Lloyd Loar. There are few words spoken with such reverence in the mandolin world; few names uttered in such hushed tones.
As a popular touring musician, Loar already had a long artistic association with The Gibson Mandolin-Guitar Manufacturing Company by the time he’d become an official contractor in 1919.
Among Loar’s titles at the Kalamazoo facility was that of acoustic engineer. His deep studies and extensive performance work gave Loar a singular insight into the functionality of musical tools, the hows and whys of soundmaking. His irrepressible curiosity and honed artistic vision (shared with today’s Weber team) resulted in exceptional instruments (fewer than 350 signed by the master’s hand!) that still inspire today.
At heart, what made Loar’s mandolins—like Stradivari’s violins—so special was a sui generis merger of art and science, simple and complex at the same time.
Company namesake Orville Gibson was already dead by the time Loar started making his mark in Michigan, but he based his efforts on the work of the founder, who had developed the modern flat back style matched with the clean, sweeping lines, quality wood and fine craftsmanship of those early days.
Loar, with his own eye out for Stradivari, added f-holes for a more focused, elemental sound. He lengthened the instrument’s neck, effectively placing the bridge closer to the soundboard’s center. He elevated the fingerboard. And he carefully tuned the spruce tops by hand, creating a replicable, signature sound, rich in fundamentals, but surrounded by a familiar overtone blend of the dark and the glistening.
What Loar did, through these and other thoughtful, well-researched improvements, was to create what we now consider the traditional mandolin. And he did, as noted, by joining art and science as snugly as Weber luthier Marty Lewis fits a dovetail neck joint.
Your Weber mandolin is being made today in the same time-honored fashion.
Certainly, elements of construction have been modernized, just as Loar would have encouraged. State of the art CNC machines rough parts under a watchful eye, before they move on to the hands of luthiers like Scott Wegner and Mike Fischer, who will ensure that each piece is given appropriate detail and respect as it takes its journey from raw material to finished mandolin.
One of the earliest and most important stops is at the deflection station.
This is where the real science of mandolin making happens, and this, perhaps more than anywhere else, is where the distinctive sound of your Weber mandolin is born.
Deflection, in this case, has nothing to with how you turn aside and wince when a noob calls your treasured mandolin a ukulele. Instead, it refers to how a particular piece of carved wood produces, reflects and bounces back sound.
Every player knows there is magic in the marriage of spruce and maple. But there is much more than that. Every piece of wood, like every picker, has its own identity. By balancing very specific elements of weight, stiffness, arc and bracing, Ryan Fish and the Weber team can make that billet on that shelf sing, and sing like a Weber every time.
“Stiffness of wood is very important in determining the sound quality and long-term stability of an instrument,” Fish says in his writings on the topic. “Wood from the same species or even the same tree may have different properties.”
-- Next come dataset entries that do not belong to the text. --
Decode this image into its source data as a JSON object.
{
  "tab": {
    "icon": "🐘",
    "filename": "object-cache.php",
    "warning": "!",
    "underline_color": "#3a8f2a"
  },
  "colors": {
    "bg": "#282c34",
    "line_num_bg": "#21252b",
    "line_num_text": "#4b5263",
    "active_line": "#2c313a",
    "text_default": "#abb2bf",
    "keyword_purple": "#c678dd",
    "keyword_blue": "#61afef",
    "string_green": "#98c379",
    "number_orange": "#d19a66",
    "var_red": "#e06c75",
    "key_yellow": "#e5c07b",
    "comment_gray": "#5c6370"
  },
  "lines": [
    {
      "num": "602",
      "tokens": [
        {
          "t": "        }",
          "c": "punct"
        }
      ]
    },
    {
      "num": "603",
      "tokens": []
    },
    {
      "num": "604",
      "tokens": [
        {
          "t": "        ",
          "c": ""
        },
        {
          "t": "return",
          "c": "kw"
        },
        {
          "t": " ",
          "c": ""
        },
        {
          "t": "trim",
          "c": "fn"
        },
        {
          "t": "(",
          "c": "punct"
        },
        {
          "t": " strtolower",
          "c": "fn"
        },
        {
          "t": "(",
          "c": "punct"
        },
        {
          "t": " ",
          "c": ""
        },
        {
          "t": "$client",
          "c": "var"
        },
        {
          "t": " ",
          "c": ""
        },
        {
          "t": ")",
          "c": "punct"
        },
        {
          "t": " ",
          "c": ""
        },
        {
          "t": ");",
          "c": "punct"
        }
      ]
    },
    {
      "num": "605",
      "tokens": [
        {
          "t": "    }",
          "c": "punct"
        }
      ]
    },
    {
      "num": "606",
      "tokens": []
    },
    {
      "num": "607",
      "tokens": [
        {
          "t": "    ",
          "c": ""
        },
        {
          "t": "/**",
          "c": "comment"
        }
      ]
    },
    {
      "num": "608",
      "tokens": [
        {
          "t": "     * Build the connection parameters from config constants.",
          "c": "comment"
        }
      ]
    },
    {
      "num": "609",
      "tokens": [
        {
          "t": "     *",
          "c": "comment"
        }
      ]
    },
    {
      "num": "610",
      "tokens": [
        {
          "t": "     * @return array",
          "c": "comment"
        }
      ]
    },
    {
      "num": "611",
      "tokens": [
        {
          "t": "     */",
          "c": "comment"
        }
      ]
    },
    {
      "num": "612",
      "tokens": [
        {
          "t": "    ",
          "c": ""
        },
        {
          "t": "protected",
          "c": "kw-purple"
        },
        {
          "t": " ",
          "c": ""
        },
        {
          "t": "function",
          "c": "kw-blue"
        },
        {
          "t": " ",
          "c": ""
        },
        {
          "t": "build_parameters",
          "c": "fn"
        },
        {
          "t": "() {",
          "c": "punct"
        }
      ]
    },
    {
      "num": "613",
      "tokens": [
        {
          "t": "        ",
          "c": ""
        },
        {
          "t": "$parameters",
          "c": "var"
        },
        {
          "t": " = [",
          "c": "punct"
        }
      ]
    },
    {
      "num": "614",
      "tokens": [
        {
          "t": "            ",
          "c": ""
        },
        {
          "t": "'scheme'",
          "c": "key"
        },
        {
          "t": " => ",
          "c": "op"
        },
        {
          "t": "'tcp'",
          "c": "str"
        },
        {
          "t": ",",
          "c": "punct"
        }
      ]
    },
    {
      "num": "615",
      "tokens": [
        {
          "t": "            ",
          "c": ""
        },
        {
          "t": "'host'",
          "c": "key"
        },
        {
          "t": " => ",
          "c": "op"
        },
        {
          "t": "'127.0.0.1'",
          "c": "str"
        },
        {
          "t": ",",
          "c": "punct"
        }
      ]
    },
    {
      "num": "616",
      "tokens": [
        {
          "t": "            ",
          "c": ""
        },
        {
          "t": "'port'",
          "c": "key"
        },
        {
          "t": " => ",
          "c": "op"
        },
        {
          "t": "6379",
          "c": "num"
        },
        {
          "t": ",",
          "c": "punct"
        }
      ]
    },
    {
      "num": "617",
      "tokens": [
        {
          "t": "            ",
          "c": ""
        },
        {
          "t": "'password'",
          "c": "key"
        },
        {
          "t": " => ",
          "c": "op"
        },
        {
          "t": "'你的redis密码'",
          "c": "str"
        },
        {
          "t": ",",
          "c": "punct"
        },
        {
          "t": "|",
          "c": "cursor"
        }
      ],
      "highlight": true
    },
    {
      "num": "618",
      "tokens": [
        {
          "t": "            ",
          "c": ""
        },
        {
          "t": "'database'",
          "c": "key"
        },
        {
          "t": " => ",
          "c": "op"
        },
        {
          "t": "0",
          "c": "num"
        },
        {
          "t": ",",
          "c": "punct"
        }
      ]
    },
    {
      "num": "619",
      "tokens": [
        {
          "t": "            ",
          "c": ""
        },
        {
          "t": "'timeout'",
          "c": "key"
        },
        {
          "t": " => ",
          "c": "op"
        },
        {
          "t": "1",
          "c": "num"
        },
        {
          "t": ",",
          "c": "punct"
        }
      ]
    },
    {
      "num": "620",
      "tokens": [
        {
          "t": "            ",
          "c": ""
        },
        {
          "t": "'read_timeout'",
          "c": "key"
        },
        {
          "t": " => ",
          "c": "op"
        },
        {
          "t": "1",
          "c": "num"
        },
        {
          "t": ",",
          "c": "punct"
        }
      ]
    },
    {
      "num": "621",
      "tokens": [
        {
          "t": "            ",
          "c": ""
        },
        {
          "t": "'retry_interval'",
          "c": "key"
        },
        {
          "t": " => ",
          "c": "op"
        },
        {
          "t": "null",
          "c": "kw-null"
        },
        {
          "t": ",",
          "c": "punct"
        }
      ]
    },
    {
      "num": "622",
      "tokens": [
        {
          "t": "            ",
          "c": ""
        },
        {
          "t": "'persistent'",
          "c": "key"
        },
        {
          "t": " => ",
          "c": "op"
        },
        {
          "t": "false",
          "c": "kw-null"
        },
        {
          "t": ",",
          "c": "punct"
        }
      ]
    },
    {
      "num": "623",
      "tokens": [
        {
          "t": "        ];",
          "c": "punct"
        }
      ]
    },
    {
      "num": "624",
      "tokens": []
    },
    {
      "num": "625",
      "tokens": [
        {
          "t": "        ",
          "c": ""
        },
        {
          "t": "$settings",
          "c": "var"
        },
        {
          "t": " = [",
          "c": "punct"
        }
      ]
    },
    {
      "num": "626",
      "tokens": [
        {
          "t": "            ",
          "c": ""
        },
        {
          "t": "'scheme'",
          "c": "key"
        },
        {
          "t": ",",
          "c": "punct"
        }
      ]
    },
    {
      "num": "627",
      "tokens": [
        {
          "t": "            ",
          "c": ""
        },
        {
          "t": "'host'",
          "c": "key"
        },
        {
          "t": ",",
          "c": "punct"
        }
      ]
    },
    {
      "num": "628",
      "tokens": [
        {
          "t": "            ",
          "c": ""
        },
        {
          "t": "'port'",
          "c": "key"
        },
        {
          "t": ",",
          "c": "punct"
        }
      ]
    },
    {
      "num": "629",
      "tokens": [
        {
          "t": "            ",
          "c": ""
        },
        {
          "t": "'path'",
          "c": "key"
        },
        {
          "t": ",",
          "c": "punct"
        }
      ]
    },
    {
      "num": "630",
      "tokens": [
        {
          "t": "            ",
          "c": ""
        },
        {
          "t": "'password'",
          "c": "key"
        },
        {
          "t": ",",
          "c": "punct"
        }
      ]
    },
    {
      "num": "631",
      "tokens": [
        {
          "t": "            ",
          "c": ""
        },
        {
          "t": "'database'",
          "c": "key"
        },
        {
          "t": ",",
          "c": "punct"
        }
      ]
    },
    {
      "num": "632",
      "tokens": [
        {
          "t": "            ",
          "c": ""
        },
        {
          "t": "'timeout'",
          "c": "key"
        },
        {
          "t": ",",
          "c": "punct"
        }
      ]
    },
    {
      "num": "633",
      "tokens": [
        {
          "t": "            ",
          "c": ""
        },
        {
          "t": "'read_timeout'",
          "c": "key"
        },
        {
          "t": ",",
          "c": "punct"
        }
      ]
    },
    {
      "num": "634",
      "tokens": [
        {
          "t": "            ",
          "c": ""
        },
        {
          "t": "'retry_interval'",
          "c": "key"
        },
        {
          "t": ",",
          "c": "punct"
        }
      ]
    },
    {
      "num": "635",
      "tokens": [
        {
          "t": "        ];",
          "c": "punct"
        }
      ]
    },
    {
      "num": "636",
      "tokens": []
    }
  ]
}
The Weber deflection jig, which Fish designed at the workshop in Bend, Oregon, puts good wood science to use at more than one point in the process of building a mandolin. Initially, when the top is joined to the rim, the jig is used to apply pressure mimicking string tension at the specific point where the bridge will meet the body.
Every top is measured and recorded before being hand tuned by careful finger planing and precise sanding to meet exacting standards. This way, each individual top gains its remarkable aural fingerprint as a true Weber mandolin.
“Deflection tuning,” Fish writes, “gives us the optimal relationship between the strings’ load and the top’s resistance to the load.”
The instrument returns to the jig for a second measurement—each dialing in within thousands of an inch—immediately prior to its ultimate fine 400 grit sanding, the last step before it hits the finishing booth, where Dalton Bell, a scientist in his own right, not only brings forth all the beauty of Gallatins, Yellowstones and Ferns, but through his methods and applications, completes the final audio portrait of each as well.
Like Loar, Fish and the builders at Weber understand that what matters to the mandolinist is not science, but alchemy—that special blend of sound, playability and appearance that doesn’t just urge the player to pick up the instrument, but to find their soul within it.
But Fish and the others also know that in science lies the path to alchemy. Lloyd Loar understood the subtlety of that equation when he drove towards the unique sonic beauty of the F style mandolin; when he thought about it sits in the lap and falls in the hand. So does Weber.
When your pick hits the string, and makes the sound you want to hear, that is science speaking. You call it whatever you’d like. We’ll call it Weber.